Published: March 8, 2012

Field Museum receives donation of rare, ungrouped achondrite

Philipp Heck, Sr. Director, Negaunee Integrative Research Center; Robert A. Pritzker Curator for Meteoritics and Polar Studies; Head, Robert A. Pritzker Center, Negaunee Integrative Research Center

Collections and Research Committee Member Terry Boudreaux and fellow meteorite collector Greg Hupé donated a beautifully polished 4.9-gram-slice of a rare, ungrouped achondritic meteorite (NWA 6704) to The Field Museum.  The meteorite fell in the Sahara desert in northwestern Africa and did not experience much weathering.  The interior is a beautiful yellowish green (see photo) and is composed of the mineral plagioclase, pyroxene, olivine, chromite, and of metal, and does not show signs of shock due to the impact.  The meteorite has lost its chondritic texture and is therefore an achondrite.  However, the petrology, the elemental and oxygen isotopic composition share characteristics of different meteorite groups and does not allow to group it with any known group.  “This unusual and precious meteorite is a wonderful addition to the Museum's meteorite collection,” said Robert A. Pritzker Assistant Curator of Meteoritics and Polar Studies Philipp Heck (Geology), “it will be carefully curated in our state-of-the-art collection space to make sure it is available not only for current studies but also for future generations of scientists.”  The Department of Geology thanks Terry Boudreaux and Greg Hupé for their generous donation.

Philipp Heck
Sr. Director, Negaunee Integrative Research Center; Robert A. Pritzker Curator for Meteoritics and Polar Studies; Head, Robert A. Pritzker Center

Philipp R. Heck serves as the Senior Director of Research at the Field Museum. Research at the Field Museum is conducted in the areas of Earth and Planetary Sciences, Life Sciences, Anthropology and Archeology, and is united in the Negaunee Integrative Research Center. Heck is the Robert A. Pritzker Curator of Meteoritics and Polar Studies at the Field Museum of Natural History in Chicago, IL in the Science & Education department and a Professor (part time) at the University of Chicago's Department of the Geophysical Sciences and the College ( 

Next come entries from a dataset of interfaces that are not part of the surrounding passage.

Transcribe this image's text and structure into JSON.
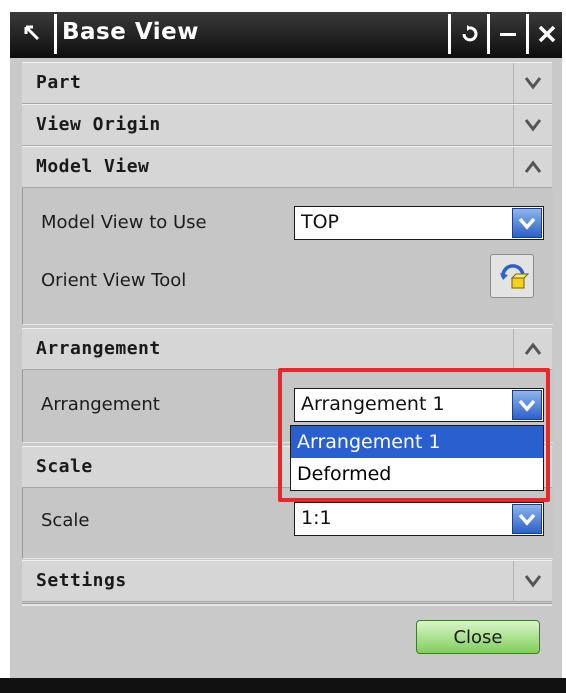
{
  "window": {
    "title": "Base View"
  },
  "sections": {
    "part": {
      "label": "Part"
    },
    "view_origin": {
      "label": "View Origin"
    },
    "model_view": {
      "label": "Model View",
      "model_view_to_use_label": "Model View to Use",
      "model_view_to_use_value": "TOP",
      "orient_view_tool_label": "Orient View Tool"
    },
    "arrangement": {
      "label": "Arrangement",
      "field_label": "Arrangement",
      "field_value": "Arrangement 1",
      "options": [
        "Arrangement 1",
        "Deformed"
      ],
      "selected_index": 0
    },
    "scale": {
      "label": "Scale",
      "field_label": "Scale",
      "field_value": "1:1"
    },
    "settings": {
      "label": "Settings"
    }
  },
  "buttons": {
    "close": "Close"
  },
  "colors": {
    "highlight_box": "#e8262b",
    "selected_option": "#2a5fd0",
    "close_button": "#7fcf5a"
  }
}
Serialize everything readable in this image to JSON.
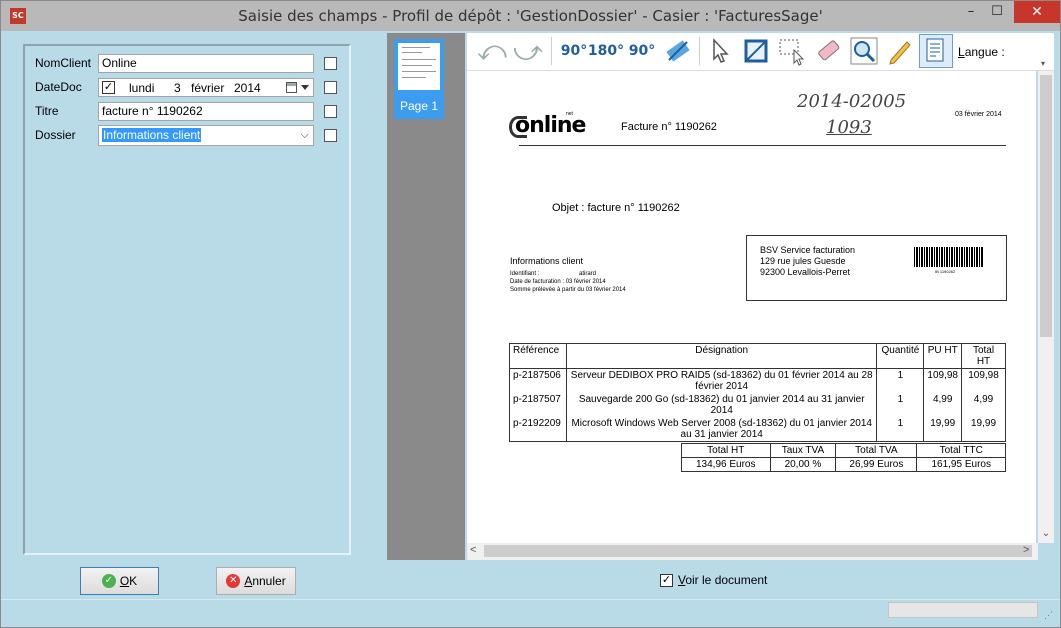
{
  "window": {
    "title": "Saisie des champs - Profil de dépôt : 'GestionDossier' - Casier : 'FacturesSage'",
    "app_icon": "SC",
    "minimize": "–",
    "maximize": "☐",
    "close": "✕"
  },
  "fields": [
    {
      "label": "NomClient",
      "value": "Online"
    },
    {
      "label": "DateDoc",
      "day_name": "lundi",
      "day": "3",
      "month": "février",
      "year": "2014",
      "checked_mark": "✓"
    },
    {
      "label": "Titre",
      "value": "facture n° 1190262"
    },
    {
      "label": "Dossier",
      "value": "Informations client",
      "arrow": "⌵"
    }
  ],
  "thumbnails": [
    {
      "label": "Page 1"
    }
  ],
  "toolbar": {
    "undo": "⤺",
    "redo": "⤻",
    "rot_90_ccw": "90°",
    "rot_180": "180°",
    "rot_90_cw": "90°",
    "langue_label": "Langue :",
    "langue_accel": "L",
    "langue_rest": "angue :"
  },
  "document": {
    "logo_text": "online",
    "logo_sub": "net",
    "invoice_title": "Facture n° 1190262",
    "date_top": "03 février 2014",
    "hand_line1": "2014-02005",
    "hand_line2": "1093",
    "object": "Objet : facture n° 1190262",
    "info_title": "Informations client",
    "info_id_label": "Identifiant :",
    "info_id_value": "atirard",
    "info_date": "Date de facturation : 03 février 2014",
    "info_somme": "Somme prélevée à partir du 03 février 2014",
    "addr_1": "BSV Service facturation",
    "addr_2": "129 rue jules Guesde",
    "addr_3": "92300 Levallois-Perret",
    "barcode_text": "IB 1190262",
    "table_headers": [
      "Référence",
      "Désignation",
      "Quantité",
      "PU HT",
      "Total HT"
    ],
    "table_rows": [
      {
        "ref": "p-2187506",
        "des": "Serveur DEDIBOX PRO RAID5 (sd-18362) du 01 février 2014 au 28 février 2014",
        "qty": "1",
        "pu": "109,98",
        "total": "109,98"
      },
      {
        "ref": "p-2187507",
        "des": "Sauvegarde 200 Go (sd-18362) du 01 janvier 2014 au 31 janvier 2014",
        "qty": "1",
        "pu": "4,99",
        "total": "4,99"
      },
      {
        "ref": "p-2192209",
        "des": "Microsoft Windows Web Server 2008 (sd-18362) du 01 janvier 2014 au 31 janvier 2014",
        "qty": "1",
        "pu": "19,99",
        "total": "19,99"
      }
    ],
    "totals_headers": [
      "Total HT",
      "Taux TVA",
      "Total TVA",
      "Total TTC"
    ],
    "totals_values": [
      "134,96 Euros",
      "20,00 %",
      "26,99 Euros",
      "161,95 Euros"
    ]
  },
  "buttons": {
    "ok_accel": "O",
    "ok_rest": "K",
    "ok_icon": "✓",
    "cancel_accel": "A",
    "cancel_rest": "nnuler",
    "cancel_icon": "✕"
  },
  "voir": {
    "accel": "V",
    "rest": "oir le document",
    "checked_mark": "✓"
  },
  "scroll": {
    "up": "▲",
    "down": "⌄",
    "left": "<",
    "right": ">"
  },
  "status": {
    "grip": "⋰"
  }
}
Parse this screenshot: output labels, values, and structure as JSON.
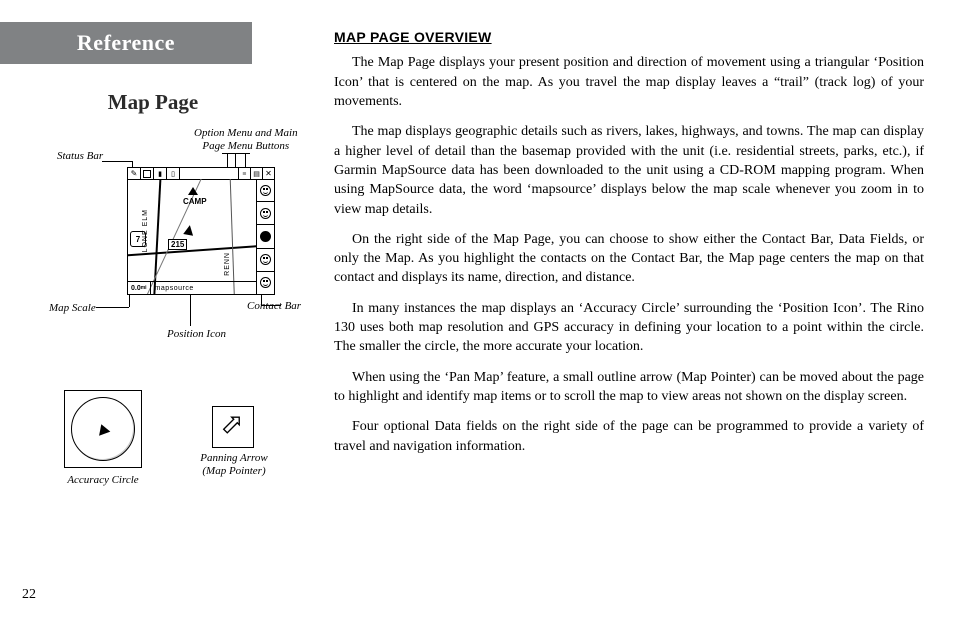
{
  "page_number": "22",
  "tab_title": "Reference",
  "left": {
    "heading": "Map Page",
    "diagram1": {
      "callouts": {
        "status_bar": "Status Bar",
        "option_menu": "Option Menu and Main\nPage Menu Buttons",
        "map_scale": "Map Scale",
        "position_icon": "Position Icon",
        "contact_bar": "Contact Bar"
      },
      "map_labels": {
        "route_shield": "7",
        "camp": "CAMP",
        "bearing_number": "215",
        "street_lone_elm": "LONE ELM",
        "street_renn": "RENN",
        "scale_value": "0.0",
        "mapsource_tag": "mapsource"
      }
    },
    "diagram2": {
      "accuracy_caption": "Accuracy Circle",
      "panning_caption": "Panning Arrow\n(Map Pointer)"
    }
  },
  "right": {
    "section_heading": "MAP PAGE OVERVIEW",
    "paragraphs": [
      "The Map Page displays your present position and direction of movement using a triangular ‘Position Icon’ that is centered on the map.  As you travel the map display leaves a “trail” (track log) of your movements.",
      "The map displays geographic details such as rivers, lakes, highways, and towns.  The map can display a higher level of detail than the basemap provided with the unit (i.e. residential streets, parks, etc.), if Garmin MapSource data has been downloaded to the unit using a CD-ROM mapping program.  When using MapSource data, the word ‘mapsource’ displays below the map scale whenever you zoom in to view map details.",
      "On the right side of the Map Page, you can choose to show either the Contact Bar, Data Fields, or only the Map.  As you highlight the contacts on the Contact Bar, the Map page centers the map on that contact and displays its name, direction, and distance.",
      "In many instances the map displays an ‘Accuracy Circle’ surrounding the ‘Position Icon’.  The Rino 130 uses both map resolution and GPS accuracy in defining your location to a point within the circle.  The smaller the circle, the more accurate your location.",
      "When using the ‘Pan Map’ feature, a small outline arrow (Map Pointer) can be moved about the page to highlight and identify map items or to scroll the map to view areas not shown on the display screen.",
      "Four optional Data fields on the right side of the page can be programmed to provide a variety of travel and navigation information."
    ]
  }
}
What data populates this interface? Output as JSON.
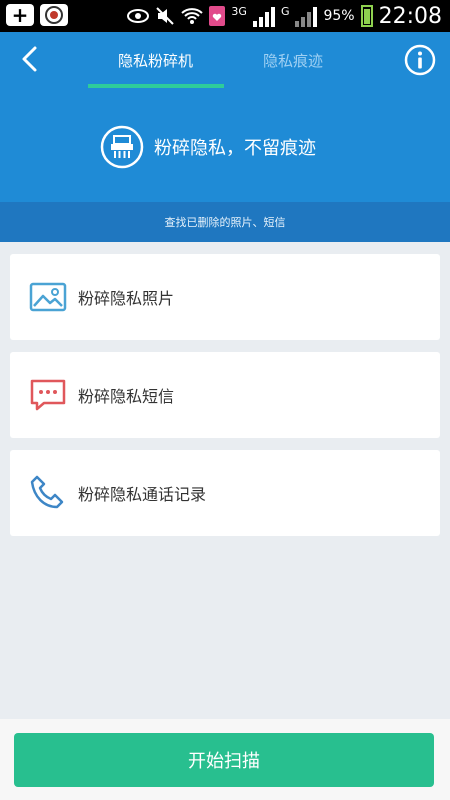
{
  "status_bar": {
    "network_3g": "3G",
    "network_g": "G",
    "battery": "95%",
    "time": "22:08"
  },
  "header": {
    "tabs": [
      {
        "label": "隐私粉碎机",
        "active": true
      },
      {
        "label": "隐私痕迹",
        "active": false
      }
    ],
    "hero_text": "粉碎隐私，不留痕迹",
    "subtitle": "查找已删除的照片、短信",
    "colors": {
      "primary": "#1f8bd6",
      "subbar": "#1f77c0",
      "accent": "#2ecc9a"
    }
  },
  "items": [
    {
      "label": "粉碎隐私照片",
      "icon": "photo-icon"
    },
    {
      "label": "粉碎隐私短信",
      "icon": "message-icon"
    },
    {
      "label": "粉碎隐私通话记录",
      "icon": "phone-icon"
    }
  ],
  "action": {
    "start_label": "开始扫描",
    "color": "#28bf8f"
  }
}
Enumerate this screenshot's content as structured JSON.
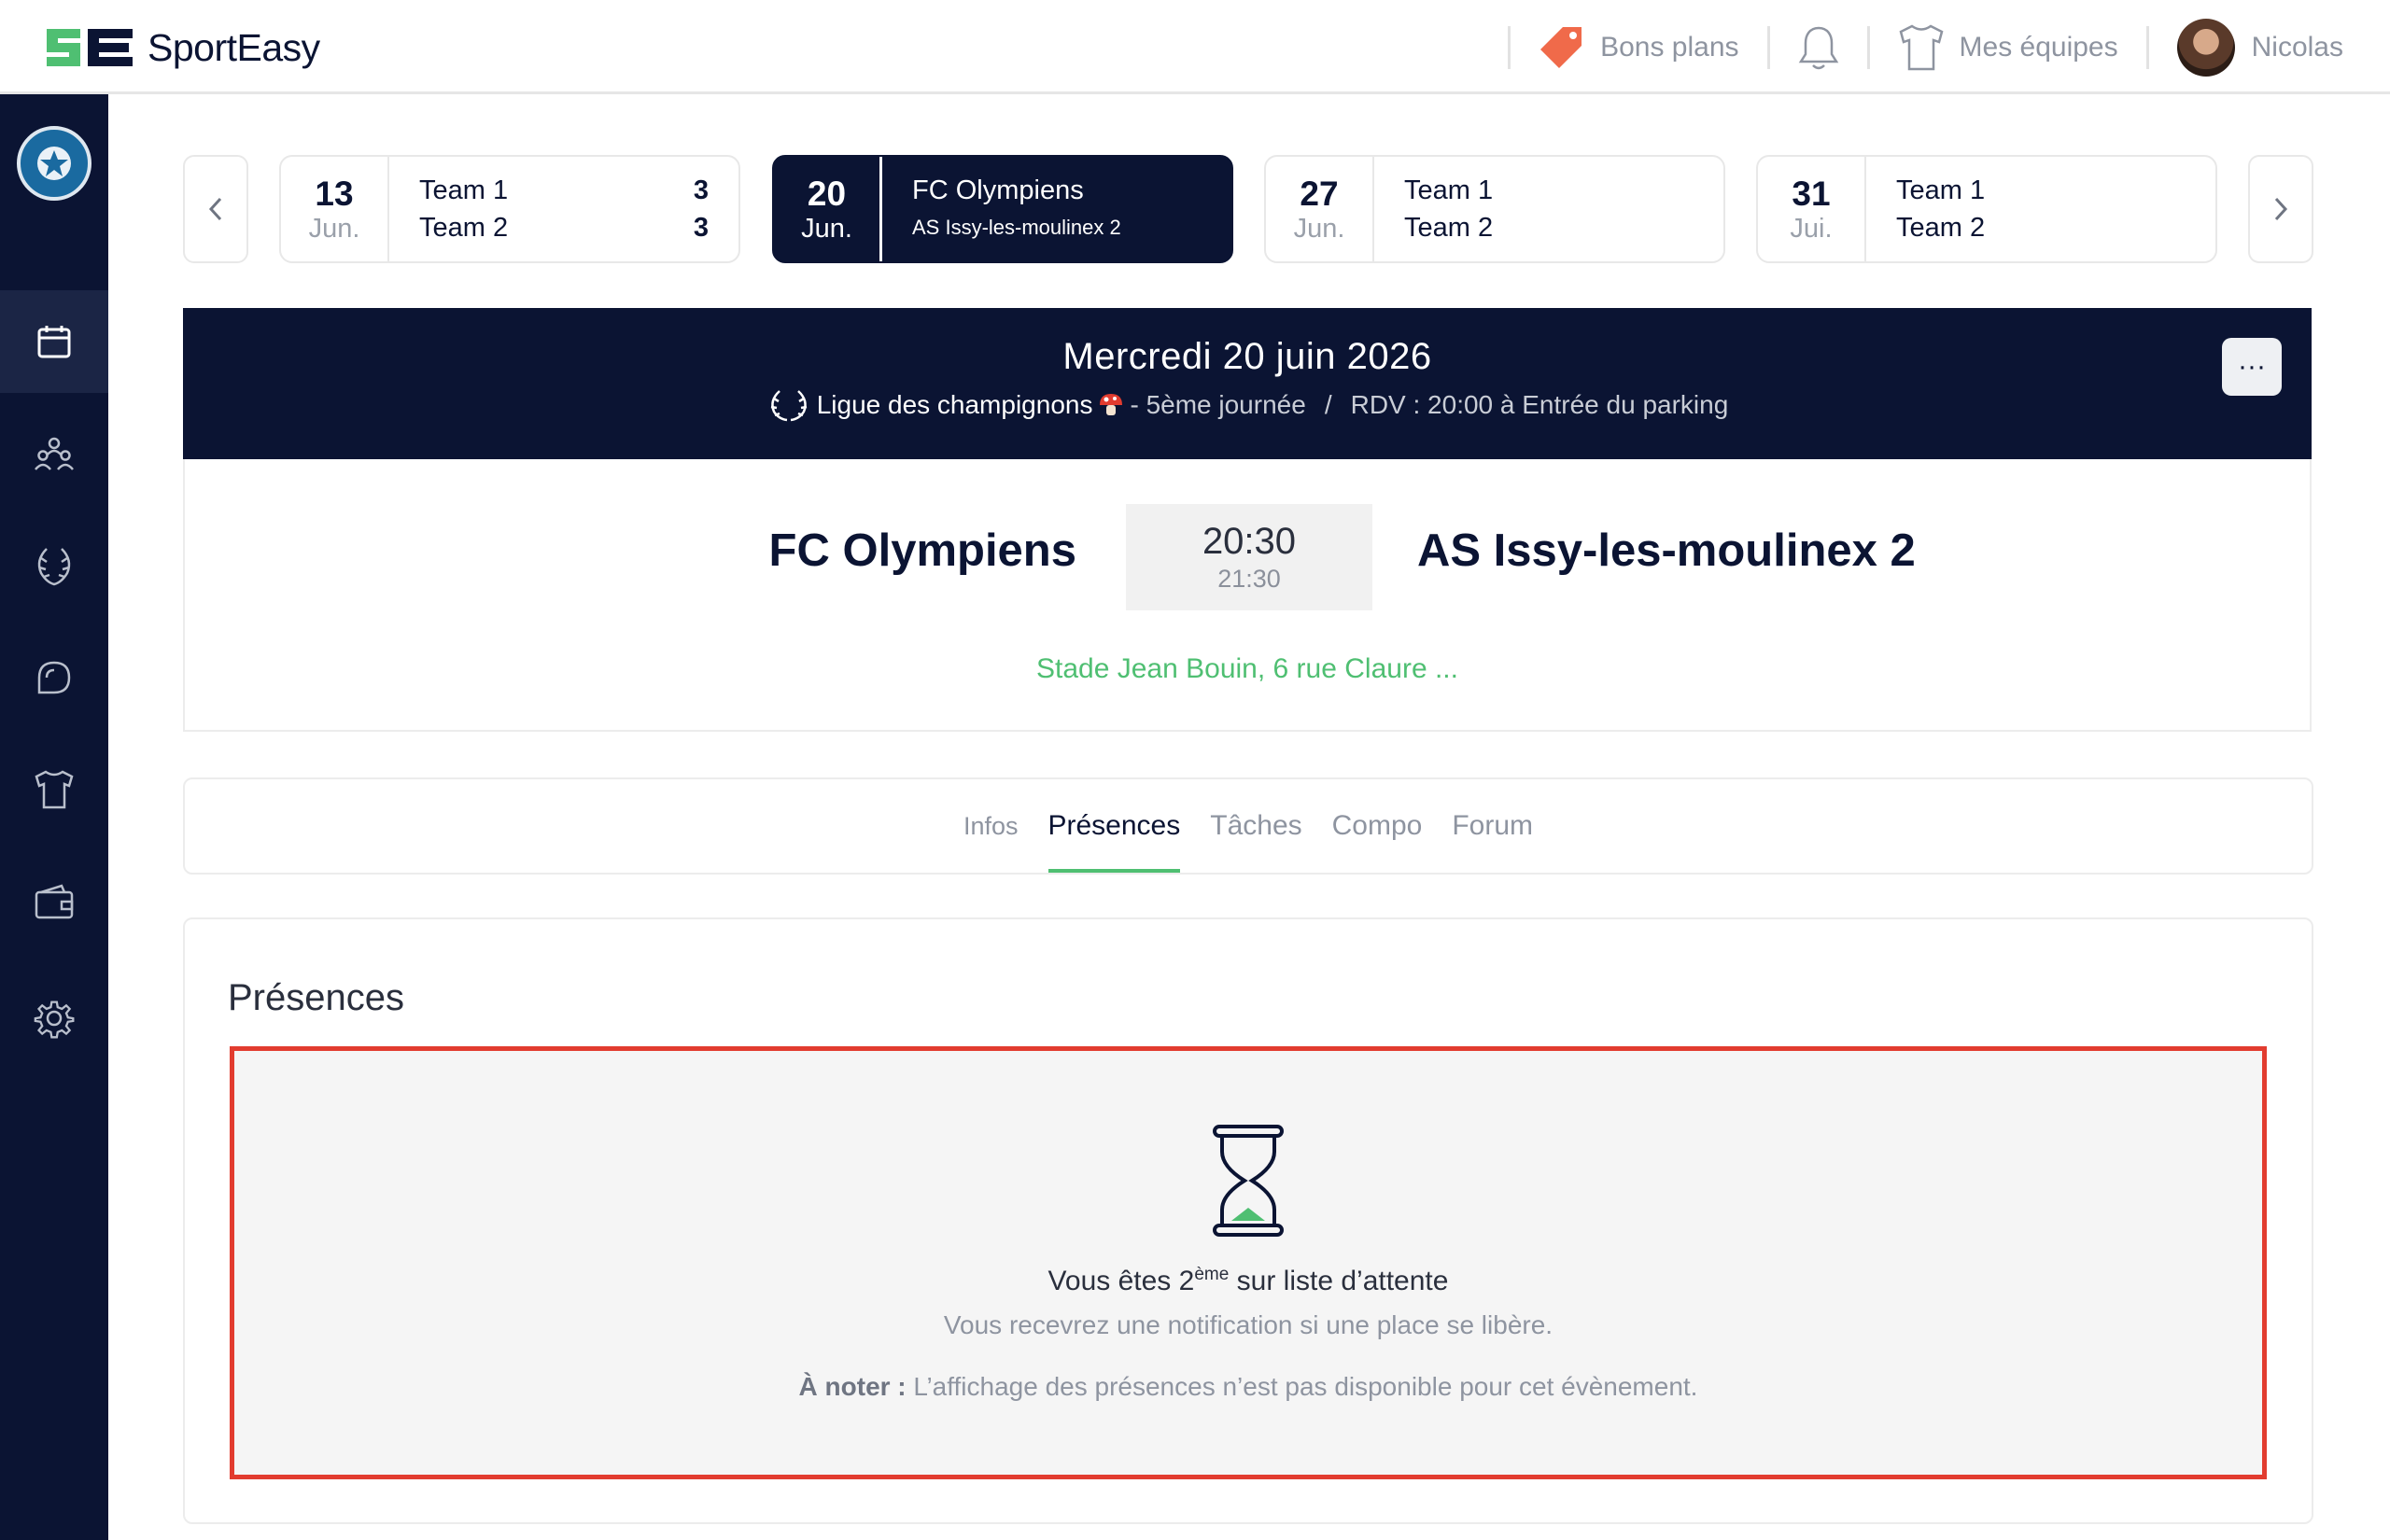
{
  "app": {
    "name": "SportEasy"
  },
  "topbar": {
    "deals_label": "Bons plans",
    "teams_label": "Mes équipes",
    "user_name": "Nicolas"
  },
  "date_strip": [
    {
      "day": "13",
      "month": "Jun.",
      "team1": "Team 1",
      "team2": "Team 2",
      "score1": "3",
      "score2": "3",
      "active": false
    },
    {
      "day": "20",
      "month": "Jun.",
      "team1": "FC Olympiens",
      "team2": "AS Issy-les-moulinex 2",
      "score1": "",
      "score2": "",
      "active": true
    },
    {
      "day": "27",
      "month": "Jun.",
      "team1": "Team 1",
      "team2": "Team 2",
      "score1": "",
      "score2": "",
      "active": false
    },
    {
      "day": "31",
      "month": "Jui.",
      "team1": "Team 1",
      "team2": "Team 2",
      "score1": "",
      "score2": "",
      "active": false
    }
  ],
  "event": {
    "date": "Mercredi 20 juin 2026",
    "competition": "Ligue des champignons",
    "round": "- 5ème journée",
    "separator": "/",
    "meeting": "RDV : 20:00 à Entrée du parking",
    "more_label": "···"
  },
  "match": {
    "home": "FC Olympiens",
    "away": "AS Issy-les-moulinex 2",
    "start": "20:30",
    "end": "21:30",
    "venue": "Stade Jean Bouin, 6 rue Claure ..."
  },
  "tabs": [
    "Infos",
    "Présences",
    "Tâches",
    "Compo",
    "Forum"
  ],
  "presences": {
    "title": "Présences",
    "waitlist_prefix": "Vous êtes 2",
    "waitlist_sup": "ème",
    "waitlist_suffix": " sur liste d’attente",
    "notify": "Vous recevrez une notification si une place se libère.",
    "note_label": "À noter :",
    "note_text": " L’affichage des présences n’est pas disponible pour cet évènement."
  },
  "colors": {
    "navy": "#0b1433",
    "green": "#4fbf72",
    "highlight": "#e23c2f",
    "deal": "#f06a4a"
  }
}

Heck's research focuses on presolar grains to understand our parent stars and the history of our Galaxy, early solar system materials, asteroids, and on the delivery history of extraterrestrial matter to Earth. For his research he studies the mineralogy and geochemistry of meteorites, micrometeorites and space-mission returned samples and also of fossil meteorites and micrometeorites found in Earth's sedimentary record. Heck joined the sample analysis team of NASA's OSIRIS-REx sample return mission. Heck was a member of the international research consortium to find and study the first modern interstellar dust returned by NASA's Stardust Mission. Heck is an executive committee member of the Extraterrestrial Materials Analysis Group (ExMAG) and is chairing the Microparticle Subcommittee.

As the curator in charge, Philipp R. Heck oversees the collection of meteorites at the recently established Robert A. Pritzker Center for Meteoritics and Polar Studies, the largest meteorite collection housed at a private institution with more than 12000 specimens and more than 1600 different meteorites. Other responsibilities include the curation of the gem, mineral, rock and economic geology collections.

Philipp R. Heck came to the Field Museum in March 2010 from the University of Chicago, where he was a postdoctoral scholar working on new analytical techniques for presolar grains. He obtained his M.Sc. and Ph.D. degrees at ETH Zurich in Switzerland in geo- and cosmochemistry. He then worked as a postdoctoral fellow at the Max-Planck-Institute for Chemistry where he studied the first comet dust brought back from Comet Wild-2 by NASA’s Stardust Mission and at the University of Wisconsin-Madison where he worked mainly on fossil meteorites and banded iron formations from around the world. For his studies he uses specialized analytical techniques such as secondary ion mass spectrometry (NanoSIMS, IMS-1280 and TOF-SIMS), noble gas mass spectrometry, atom probe tomography, scanning electron microscopy and electron microprobe analysis. Sample preparation for atom-probe work is performed with focused ion beam workstations.